Work task >> How many of the lines below hold the word "color"? Answer only with the number.

Provided data >>
++++++++++++++++++++
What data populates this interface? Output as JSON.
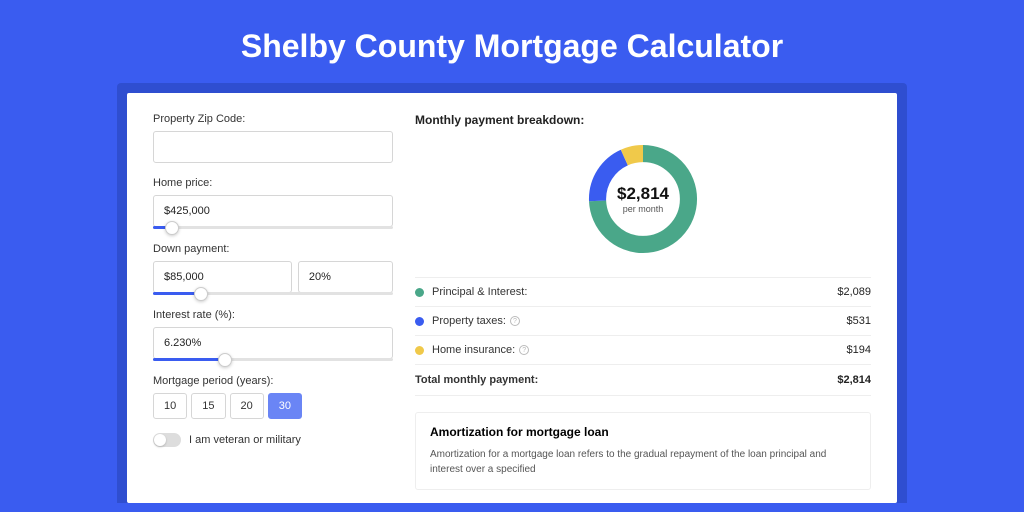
{
  "page": {
    "title": "Shelby County Mortgage Calculator"
  },
  "form": {
    "zip": {
      "label": "Property Zip Code:",
      "value": ""
    },
    "homePrice": {
      "label": "Home price:",
      "value": "$425,000",
      "sliderPct": 8
    },
    "downPayment": {
      "label": "Down payment:",
      "amount": "$85,000",
      "percent": "20%",
      "sliderPct": 20
    },
    "interestRate": {
      "label": "Interest rate (%):",
      "value": "6.230%",
      "sliderPct": 30
    },
    "period": {
      "label": "Mortgage period (years):",
      "options": [
        "10",
        "15",
        "20",
        "30"
      ],
      "selected": "30"
    },
    "veteran": {
      "label": "I am veteran or military",
      "checked": false
    }
  },
  "breakdown": {
    "title": "Monthly payment breakdown:",
    "centerAmount": "$2,814",
    "centerSub": "per month",
    "items": [
      {
        "label": "Principal & Interest:",
        "value": "$2,089",
        "color": "#4aa789",
        "hasInfo": false
      },
      {
        "label": "Property taxes:",
        "value": "$531",
        "color": "#3a5cf0",
        "hasInfo": true
      },
      {
        "label": "Home insurance:",
        "value": "$194",
        "color": "#f0c94a",
        "hasInfo": true
      }
    ],
    "totalLabel": "Total monthly payment:",
    "totalValue": "$2,814"
  },
  "amortization": {
    "title": "Amortization for mortgage loan",
    "text": "Amortization for a mortgage loan refers to the gradual repayment of the loan principal and interest over a specified"
  },
  "chart_data": {
    "type": "pie",
    "title": "Monthly payment breakdown",
    "series": [
      {
        "name": "Principal & Interest",
        "value": 2089,
        "color": "#4aa789"
      },
      {
        "name": "Property taxes",
        "value": 531,
        "color": "#3a5cf0"
      },
      {
        "name": "Home insurance",
        "value": 194,
        "color": "#f0c94a"
      }
    ],
    "total": 2814,
    "center_label": "$2,814",
    "center_sub": "per month"
  }
}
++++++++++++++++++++
Solution to this exercise >> 6